Stanislaus County has seen an upsurge of valley fever this year, and the threat is worse for residents on the west side of the county, health officials said.
As of late November, almost 120 people in the county had been stricken with the fungal lung infection that may cause devastating illness, and more cases are expected before year’s end. This year’s count is more than triple the annual number three years ago before a resurgence of the disease.
Valley fever is caused by fungal spores in certain types of soil in the San Joaquin Valley. Beside the 118 cases this year, the county had 88 cases last year, up from 54 in 2015 and 35 cases in 2014.
The county Health Services Agency pointed to clear evidence the disease is more prevalent in certain areas based on the distribution of cases across the valley. People in the western portion of Stanislaus County are almost five times more likely to be diagnosed with valley fever than residents on the east side, the agency said.
No reason was given for the increased danger on the west side. People may come down with valley fever symptoms after breathing in spores in the dust stirred up by construction, tilling or the wind.
The disease, also known as “cocci”, is caused by the coccidioides fungus. Symptoms usually occur from 10 to 15 days after exposure to the fungus.
Dr. Julie Vaishampayan, county public health officer, said doctors and patients on the west side should understand the risk is higher for them, though the illness can strike anywhere in the county. Other groups that are vulnerable include seniors, pregnant women, diabetics and people with health conditions that weaken their immune system.
“If they are in a group of people at higher risk, they should consider taking precautions against inhaling a lot of dust,” Vaishampayan said.
A majority of people infected will not have symptoms. A valley fever illness similar to the flu will make people sick for two weeks or more before they recover.
With the most serious cases of valley fever, people have complications such as pneumonia and infection of the brain, joints, skin and other organs. Fewer than 200 deaths are associated with disease in the United States in a normal year, according to a study cited by the Centers of Disease Control and Prevention.
Milton David, a retired physician in Modesto, said he believes that dust from the fall almond harvest raises the valley fever risk for everyone in the county. As an orthopedic surgeon for many years, he would occasionally see infected local patients with cocci lesions on their tendons, muscles and joints.
“When they throw that dust into the air, naturally people are going to breathe those spores and get valley fever,” David said. “It is a real significant illness.”

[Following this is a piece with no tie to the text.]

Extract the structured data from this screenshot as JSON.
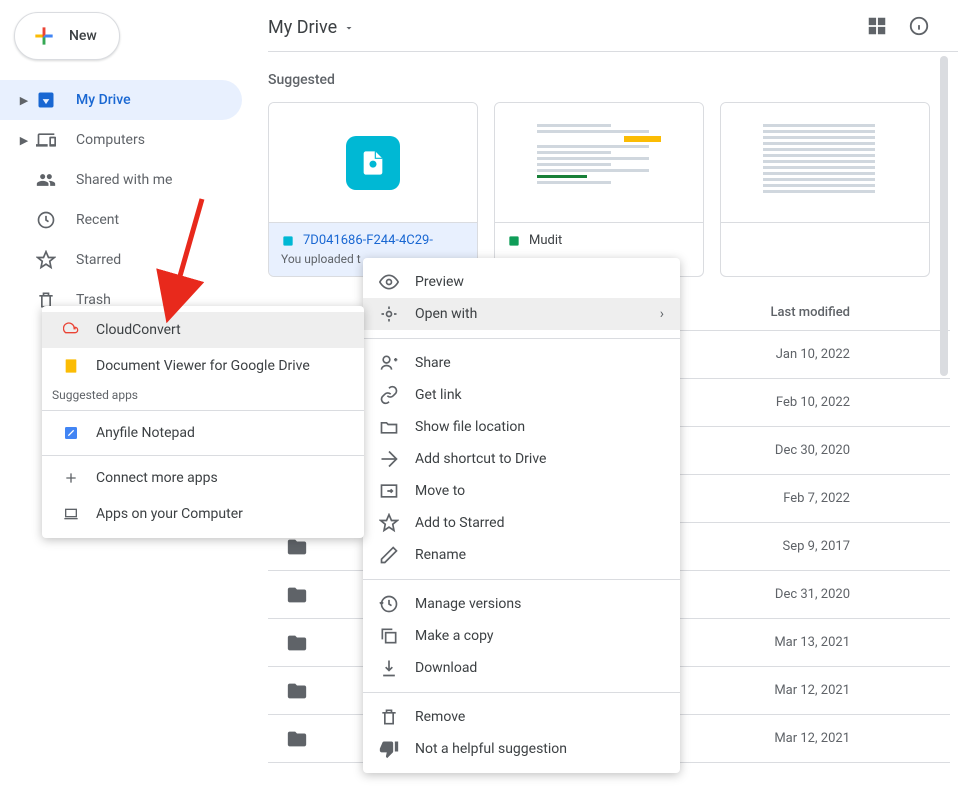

He suggested that a change in harvesting practices could reduce the dust, such as using a funnel-like device wrapped around a tree to catch the nuts and suck them into a bin. Airborne almond dust is usually caused by employees sweeping the nuts into the rows between trees.
In 2016, almonds valued at $930 million were the county’s leading farm commodity, with the harvest including 182,000 acres of trees.
Vaishampayan said she had no knowledge of a link between almond dust and valley fever. “It would be a difficult theory to prove,” she said. Health information on valley fever usually refers to cocci spores in dirt that has not been disturbed in some time, she noted.
Carissa Sauer, a spokeswoman for the Almond Board of California, said the industry group is working on the problem of almond harvest dust.
"We've been working with almond farmers to improve practices with current harvesting equipment, as well as manufacturers to build even better low-dust equipment," Sauer said. "Beyond that we're researching other options for harvest that would change the process entirely. This is long-term research, but we understand the importance to our neighbors."
The Modesto-based Almond Board had no comment on any link between almond dust and valley fever.
One theory for the two-year spike in valley fever —more than 200 cases since the start of 2016 —was stormy winters that promoted the spread of the fungus in moist soil conditions.
Stanislaus County has far fewer cases of valley fever compared with areas in the southern San Joaquin Valley. Kern County had 40 percent of the 5,400 reported cases in California in 2016. The statewide count in 2016 was the highest on record and similar to a surge of 5,200 valley fever cases in 2011.
To stay healthy in valley fever territory, people should avoid breathing in dirt or dust. It’s also advisable to stay inside and keep the windows closed on windy days or when there’s dust in the air.
People who are outdoors in dusty conditions can avoid cocci infection by wearing an N95 respirator mask, which are available in hardware stores.